You can download your certificate as a PDF and save it for free.

How to get a new EPC rating

If you don’t already have a valid EPC for your home - or you want a new one - you can get an energy assessor round to do an assessment.

All EPCs must be carried out by someone who’s accredited. You can find an assessor on the government's register:

Find an EPC assessor in England, Wales or Northern Ireland

Find an EPC assessor in Scotland

What does an EPC assessment involve?

The assessor will have a good look at the interior and exterior of your home.

They'll evaluate how much energy your home uses per square metre and how much carbon dioxide it produces.

They’ll take into account your home's:

  • Roof, walls and insulation

  • Dimensions and age

  • Windows

  • Heating system

  • Lighting 

  • Fireplaces 

  • Renewable energy solutions like solar panels, if you have them

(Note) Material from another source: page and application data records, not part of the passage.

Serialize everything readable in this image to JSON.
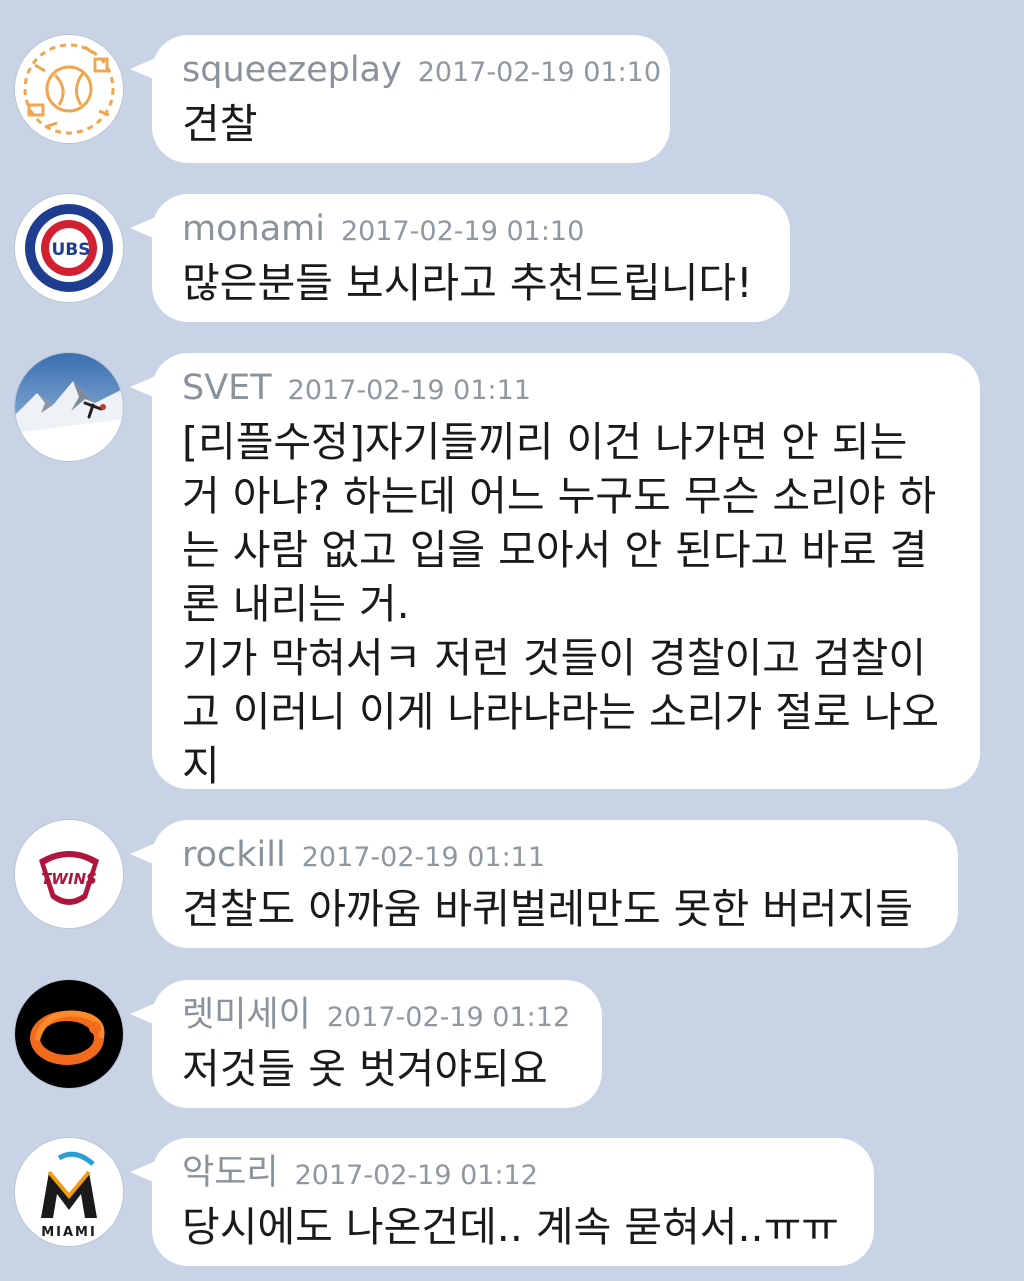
{
  "comments": [
    {
      "username": "squeezeplay",
      "timestamp": "2017-02-19 01:10",
      "text": "견찰",
      "avatar_icon": "baseball-doodle-icon"
    },
    {
      "username": "monami",
      "timestamp": "2017-02-19 01:10",
      "text": "많은분들 보시라고 추천드립니다!",
      "avatar_icon": "cubs-logo-icon",
      "avatar_label": "UBS"
    },
    {
      "username": "SVET",
      "timestamp": "2017-02-19 01:11",
      "text": "[리플수정]자기들끼리 이건 나가면 안 되는\n거 아냐? 하는데 어느 누구도 무슨 소리야 하\n는 사람 없고 입을 모아서 안 된다고 바로 결\n론 내리는 거.\n기가 막혀서ㅋ 저런 것들이 경찰이고 검찰이\n고 이러니 이게 나라냐라는 소리가 절로 나오\n지",
      "avatar_icon": "skier-photo-icon"
    },
    {
      "username": "rockill",
      "timestamp": "2017-02-19 01:11",
      "text": "견찰도 아까움 바퀴벌레만도 못한 버러지들",
      "avatar_icon": "lg-twins-logo-icon",
      "avatar_label": "TWINS"
    },
    {
      "username": "렛미세이",
      "timestamp": "2017-02-19 01:12",
      "text": "저것들 옷 벗겨야되요",
      "avatar_icon": "orange-swirl-icon"
    },
    {
      "username": "악도리",
      "timestamp": "2017-02-19 01:12",
      "text": "당시에도 나온건데.. 계속 묻혀서..ㅠㅠ",
      "avatar_icon": "marlins-logo-icon",
      "avatar_label": "MIAMI"
    }
  ],
  "colors": {
    "background": "#c8d4e6",
    "bubble": "#ffffff",
    "meta": "#8a929a",
    "message": "#1a1a1a"
  }
}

They’ll then create your EPC, give your home a rating and provide you with a digital copy of your certificate.

How much does an EPC cost?

The cost of the assessment varies depending on the size of your home and the assessor you go with.

As a general rule, you can expect the cost of an EPC to start from around £60 and cost up to £120.

Like anything, it’s worth getting a few quotes from different assessors in your area to find the best price.

What's a good EPC rating?

The most common EPC rating in the UK is a D. So if your rating is C or above, that's pretty good.

New-build homes mainly have energy efficiency ratings of A or B, as they're built to the latest green specifications. Only 4% of older homes meet this level at the moment.

An EPC rating of E, F or G means your home is below the average level of energy efficiency in the UK.

While your EPC rating doesn't directly affect your home's value, it could impact the interest you get from buyers - especially if they're conscious of energy costs.

Track your home's value

Can you fail an EPC?

You cannot fail an EPC - there’s no pass or fail when it comes to EPC ratings.

But the lowest rating is G, which means your home’s at the lowest energy efficiency standard.

Your EPC will set out why you’ve been given this rating. It might mean that you’ve got poor insulation, an inefficient heating system or your home runs on an expensive and environmentally harmful fuel.

The good news is that your EPC will tell you exactly what you can do to fix this, as well as the cost of making the improvements.

When do you not need an EPC?

Some homes do not require an EPC, even if you’re selling or renting it.

If your home is listed, protected or in a conservation area, you may not need one. It’s because energy efficient improvements could alter the appearance of the property too much.

Get advice from your local authority’s conservation officer if your home falls into one of these categories.

You'll also not need an EPC for:

  • Holiday accommodation that’s rented out for less than 4 months a year or is let under a licence to occupy

  • Residential buildings that will be used for less than 4 months a year

  • Buildings that are due to be demolished

How long does an EPC last?

An EPC is valid for 10 years - even if the property has new owners or tenants.

It can be worth getting an updated EPC before the 10 years is up - particularly if you’ve made any improvements to improve the energy efficiency of your home.

It means you’ll have a better idea of the running costs and condition of your home, and you’ll be better prepared to sell or rent it in the future.

What are the EPC rules in rental homes?

If you’re renting out your home, it must have a valid EPC rating of E or above.

The current penalty is £5,000 if you don’t have a valid EPC of this level.

But new rules are coming in as part of the government’s plan to make homes more energy efficient and reduce the emissions of the UK’s housing stock.

From 2025, any new tenancies will need an EPC rating of C or above and the penalty will rise to £30,000.

And by 2028, all rental homes will need an EPC rating of C or above.

If you’re a tenant, you should receive a copy of your home’s EPC when you move in from your letting agent or landlord.

We try to make sure that the information here is accurate at the time of publishing. But the property market moves fast and some information may now be out of date. Zoopla Property Group accepts no responsibility or liability for any decisions you make based on the information provided.